[192E] ✔︎ So he took the cup and hid it in the fold of his tunic, and they went hurriedly out of the city.
[193E] ✔︎ And after that they had gone a league from the city, the young Fisherman frowned, and flung the cup away, and said to his Soul, ‘Why didst thou tell me to take this cup and hide it, for it was an evil thing to do?’
[194E] ✔︎ But his Soul answered him, ‘Be at peace, be at peace.’
[195E] ✔︎ And on the evening of the second day they came to a city, and the young Fisherman said to his Soul, ‘Is this the city in which she dances of whom thou didst speak to me?’
[196E] ✔︎ And his Soul answered him, ‘It is not this city, but another. Nevertheless let us enter in.’ So they entered in and passed through the streets, and as they passed through the Street of the Sellers of Sandals, the young Fisherman saw a child standing by a jar of water. And his Soul said to him, ‘Smite that child.’ So he smote the child till it wept, and when he had done this they went hurriedly out of the city.
[197E] ✔︎ And after that they had gone a league from the city the young Fisherman grew wroth, and said to his Soul, ‘Why didst thou tell me to smite the child, for it was an evil thing to do?’
[198E] ✔︎ But his Soul answered him, ‘Be at peace, be at peace.’
[199E] ✔︎ And on the evening of the third day they came to a city, and the young Fisherman said to his Soul, ‘Is this the city in which she dances of whom thou didst speak to me?’
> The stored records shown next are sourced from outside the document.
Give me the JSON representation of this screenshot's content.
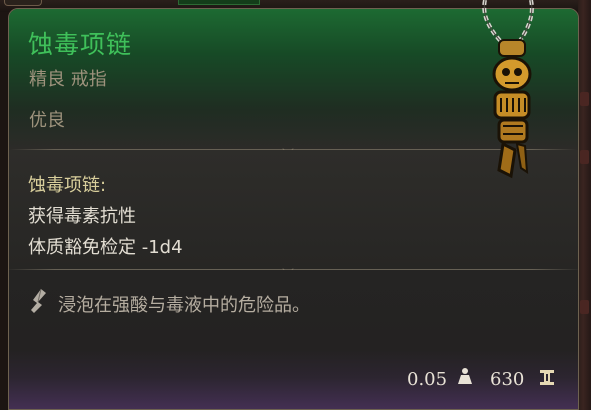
{
  "item": {
    "name": "蚀毒项链",
    "category": "精良 戒指",
    "rarity": "优良",
    "property_title": "蚀毒项链:",
    "properties": [
      "获得毒素抗性",
      "体质豁免检定 -1d4"
    ],
    "flavor_text": "浸泡在强酸与毒液中的危险品。",
    "weight": "0.05",
    "price": "630"
  },
  "icons": {
    "item_image": "poison-necklace-icon",
    "flavor": "feather-quill-icon",
    "weight": "weight-icon",
    "price": "gold-coin-icon"
  },
  "colors": {
    "name": "#3fc05a",
    "header_green": "#1d6a32",
    "muted_text": "#9d927c",
    "property_title": "#d9cf9c",
    "body_text": "#e2ddd2",
    "footer_purple": "#453055"
  }
}
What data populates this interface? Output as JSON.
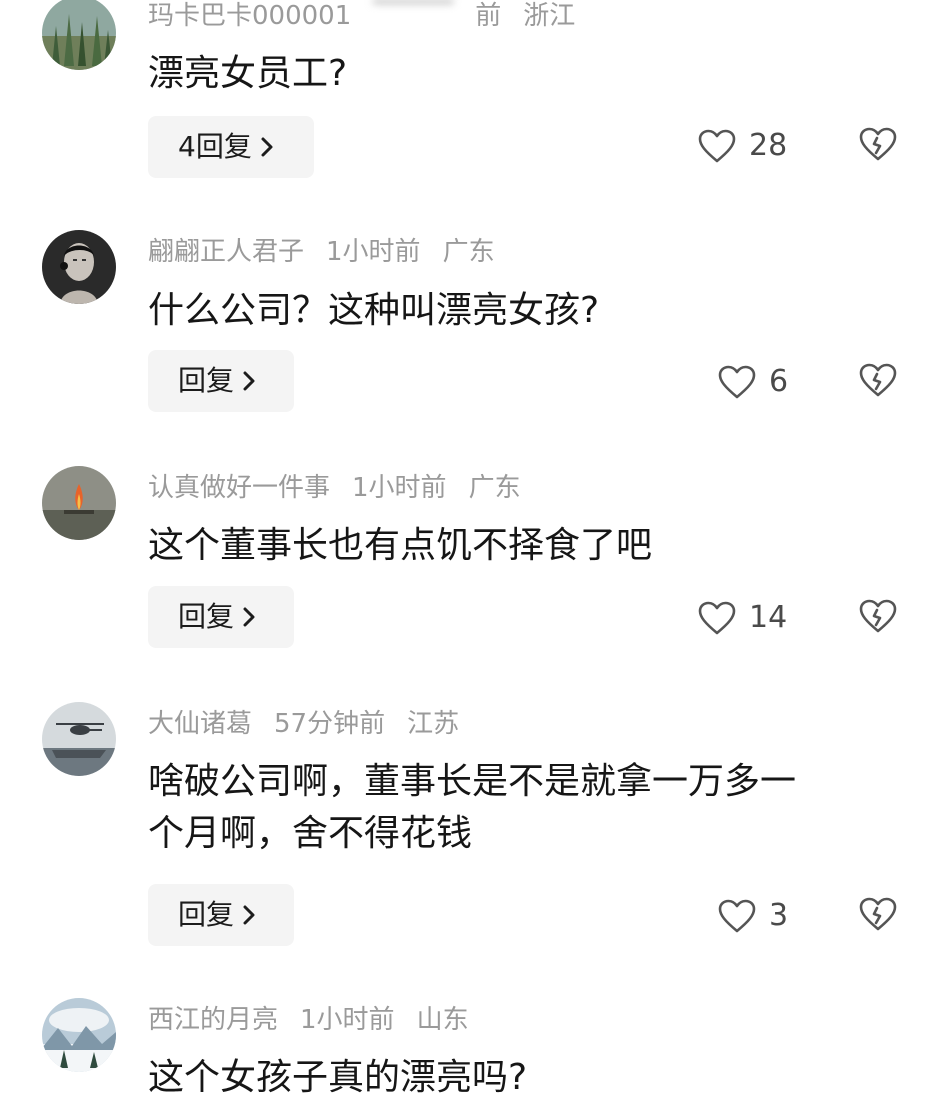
{
  "comments": [
    {
      "username": "玛卡巴卡000001",
      "time_suffix": "前",
      "location": "浙江",
      "text": "漂亮女员工?",
      "reply_label": "4回复",
      "likes": "28",
      "avatar_icon": "cactus-avatar"
    },
    {
      "username": "翩翩正人君子",
      "time": "1小时前",
      "location": "广东",
      "text": "什么公司？这种叫漂亮女孩?",
      "reply_label": "回复",
      "likes": "6",
      "avatar_icon": "man-avatar"
    },
    {
      "username": "认真做好一件事",
      "time": "1小时前",
      "location": "广东",
      "text": "这个董事长也有点饥不择食了吧",
      "reply_label": "回复",
      "likes": "14",
      "avatar_icon": "flame-avatar"
    },
    {
      "username": "大仙诸葛",
      "time": "57分钟前",
      "location": "江苏",
      "text_line1": "啥破公司啊，董事长是不是就拿一万多一",
      "text_line2": "个月啊，舍不得花钱",
      "reply_label": "回复",
      "likes": "3",
      "avatar_icon": "helicopter-avatar"
    },
    {
      "username": "西江的月亮",
      "time": "1小时前",
      "location": "山东",
      "text": "这个女孩子真的漂亮吗?",
      "avatar_icon": "snow-landscape-avatar"
    }
  ],
  "colors": {
    "username": "#9a9a9a",
    "text": "#161616",
    "reply_bg": "#f4f4f4",
    "icon": "#555555"
  }
}
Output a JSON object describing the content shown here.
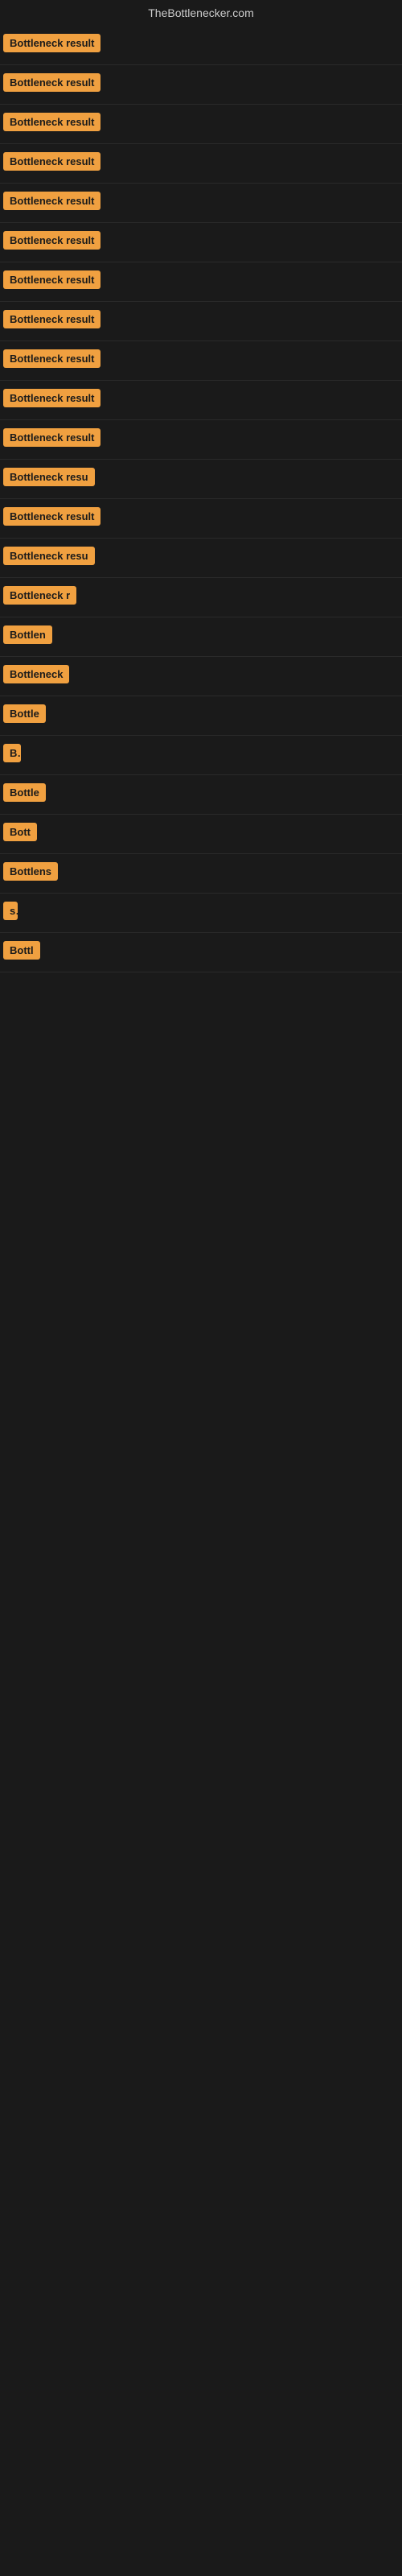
{
  "site": {
    "title": "TheBottlenecker.com"
  },
  "results": [
    {
      "id": 1,
      "label": "Bottleneck result",
      "width": 170
    },
    {
      "id": 2,
      "label": "Bottleneck result",
      "width": 170
    },
    {
      "id": 3,
      "label": "Bottleneck result",
      "width": 170
    },
    {
      "id": 4,
      "label": "Bottleneck result",
      "width": 170
    },
    {
      "id": 5,
      "label": "Bottleneck result",
      "width": 170
    },
    {
      "id": 6,
      "label": "Bottleneck result",
      "width": 170
    },
    {
      "id": 7,
      "label": "Bottleneck result",
      "width": 170
    },
    {
      "id": 8,
      "label": "Bottleneck result",
      "width": 170
    },
    {
      "id": 9,
      "label": "Bottleneck result",
      "width": 170
    },
    {
      "id": 10,
      "label": "Bottleneck result",
      "width": 170
    },
    {
      "id": 11,
      "label": "Bottleneck result",
      "width": 170
    },
    {
      "id": 12,
      "label": "Bottleneck resu",
      "width": 150
    },
    {
      "id": 13,
      "label": "Bottleneck result",
      "width": 155
    },
    {
      "id": 14,
      "label": "Bottleneck resu",
      "width": 140
    },
    {
      "id": 15,
      "label": "Bottleneck r",
      "width": 110
    },
    {
      "id": 16,
      "label": "Bottlen",
      "width": 75
    },
    {
      "id": 17,
      "label": "Bottleneck",
      "width": 90
    },
    {
      "id": 18,
      "label": "Bottle",
      "width": 62
    },
    {
      "id": 19,
      "label": "B",
      "width": 22
    },
    {
      "id": 20,
      "label": "Bottle",
      "width": 62
    },
    {
      "id": 21,
      "label": "Bott",
      "width": 45
    },
    {
      "id": 22,
      "label": "Bottlens",
      "width": 78
    },
    {
      "id": 23,
      "label": "s",
      "width": 18
    },
    {
      "id": 24,
      "label": "Bottl",
      "width": 52
    }
  ]
}
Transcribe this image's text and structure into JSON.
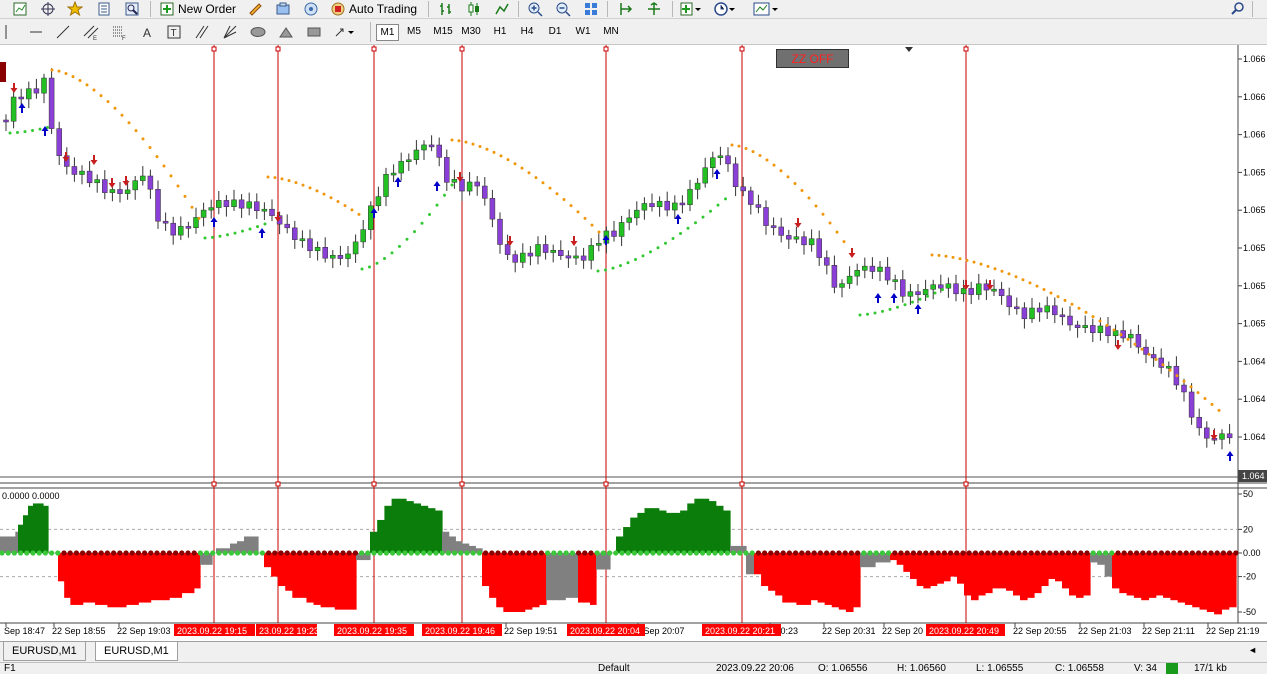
{
  "toolbar": {
    "new_order_label": "New Order",
    "auto_trading_label": "Auto Trading",
    "timeframes": [
      "M1",
      "M5",
      "M15",
      "M30",
      "H1",
      "H4",
      "D1",
      "W1",
      "MN"
    ],
    "selected_timeframe": "M1"
  },
  "chart": {
    "zz_button_label": "ZZ OFF",
    "price_labels": [
      "1.066",
      "1.066",
      "1.066",
      "1.065",
      "1.065",
      "1.065",
      "1.065",
      "1.065",
      "1.064",
      "1.064",
      "1.064"
    ],
    "current_price_label": "1.064",
    "indicator_header": "0.0000 0.0000",
    "indicator_scale": [
      "50",
      "20",
      "0.00",
      "-20",
      "-50"
    ],
    "time_labels": [
      "Sep 18:47",
      "22 Sep 18:55",
      "22 Sep 19:03",
      "22 Sep 19:51",
      "2 Sep 20:07",
      "2 20:23",
      "22 Sep 20:31",
      "22 Sep 20",
      "22 Sep 20:55",
      "22 Sep 21:03",
      "22 Sep 21:11",
      "22 Sep 21:19"
    ],
    "marker_labels": [
      "2023.09.22 19:15",
      "23.09.22 19:23",
      "2023.09.22 19:35",
      "2023.09.22 19:46",
      "2023.09.22 20:04",
      "2023.09.22 20:21",
      "2023.09.22 20:49"
    ],
    "colors": {
      "bull": "#22c022",
      "bear": "#8a3fd6",
      "sar_top": "#f0960a",
      "sar_bottom": "#32c832",
      "hist_pos": "#0a7d0a",
      "hist_neg": "#ff0000",
      "hist_neutral": "#808080",
      "marker_line": "#c80000",
      "marker_label_bg": "#ff0000"
    }
  },
  "tabs": [
    "EURUSD,M1",
    "EURUSD,M1"
  ],
  "active_tab_index": 1,
  "status": {
    "help": "F1",
    "profile": "Default",
    "datetime": "2023.09.22 20:06",
    "open": "O: 1.06556",
    "high": "H: 1.06560",
    "low": "L: 1.06555",
    "close": "C: 1.06558",
    "volume": "V: 34",
    "traffic": "17/1 kb"
  }
}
[200E] ✔︎ And his Soul answered him, ‘It may be that it is in this city, therefore let us enter in.’